→ DATASET EXCERPTS

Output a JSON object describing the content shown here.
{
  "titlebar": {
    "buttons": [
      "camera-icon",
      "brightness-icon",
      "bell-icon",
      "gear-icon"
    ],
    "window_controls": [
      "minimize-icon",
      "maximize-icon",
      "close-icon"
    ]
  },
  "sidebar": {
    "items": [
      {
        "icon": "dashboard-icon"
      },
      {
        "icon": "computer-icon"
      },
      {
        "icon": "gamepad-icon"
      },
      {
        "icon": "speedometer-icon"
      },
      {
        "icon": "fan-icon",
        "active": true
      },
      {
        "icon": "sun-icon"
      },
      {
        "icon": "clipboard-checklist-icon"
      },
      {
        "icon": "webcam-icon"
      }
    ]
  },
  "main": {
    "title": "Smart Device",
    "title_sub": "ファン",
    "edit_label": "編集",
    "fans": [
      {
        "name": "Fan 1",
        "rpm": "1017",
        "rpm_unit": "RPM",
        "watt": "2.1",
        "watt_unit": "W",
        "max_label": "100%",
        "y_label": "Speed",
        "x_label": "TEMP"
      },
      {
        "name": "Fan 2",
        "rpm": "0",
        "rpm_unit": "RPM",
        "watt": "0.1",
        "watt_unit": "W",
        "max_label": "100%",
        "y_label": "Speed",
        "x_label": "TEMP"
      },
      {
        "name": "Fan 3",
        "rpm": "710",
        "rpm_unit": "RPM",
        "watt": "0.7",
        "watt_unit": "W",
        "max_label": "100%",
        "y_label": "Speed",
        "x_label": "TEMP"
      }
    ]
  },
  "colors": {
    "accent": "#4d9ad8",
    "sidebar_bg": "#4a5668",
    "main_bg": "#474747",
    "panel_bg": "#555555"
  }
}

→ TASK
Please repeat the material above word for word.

→ OUTPUT
Output a JSON object describing the content shown here.
{
  "titlebar": {
    "buttons": [
      "camera-icon",
      "brightness-icon",
      "bell-icon",
      "gear-icon"
    ],
    "window_controls": [
      "minimize-icon",
      "maximize-icon",
      "close-icon"
    ]
  },
  "sidebar": {
    "items": [
      {
        "icon": "dashboard-icon"
      },
      {
        "icon": "computer-icon"
      },
      {
        "icon": "gamepad-icon"
      },
      {
        "icon": "speedometer-icon"
      },
      {
        "icon": "fan-icon",
        "active": true
      },
      {
        "icon": "sun-icon"
      },
      {
        "icon": "clipboard-checklist-icon"
      },
      {
        "icon": "webcam-icon"
      }
    ]
  },
  "main": {
    "title": "Smart Device",
    "title_sub": "ファン",
    "edit_label": "編集",
    "fans": [
      {
        "name": "Fan 1",
        "rpm": "1017",
        "rpm_unit": "RPM",
        "watt": "2.1",
        "watt_unit": "W",
        "max_label": "100%",
        "y_label": "Speed",
        "x_label": "TEMP"
      },
      {
        "name": "Fan 2",
        "rpm": "0",
        "rpm_unit": "RPM",
        "watt": "0.1",
        "watt_unit": "W",
        "max_label": "100%",
        "y_label": "Speed",
        "x_label": "TEMP"
      },
      {
        "name": "Fan 3",
        "rpm": "710",
        "rpm_unit": "RPM",
        "watt": "0.7",
        "watt_unit": "W",
        "max_label": "100%",
        "y_label": "Speed",
        "x_label": "TEMP"
      }
    ]
  },
  "colors": {
    "accent": "#4d9ad8",
    "sidebar_bg": "#4a5668",
    "main_bg": "#474747",
    "panel_bg": "#555555"
  }
}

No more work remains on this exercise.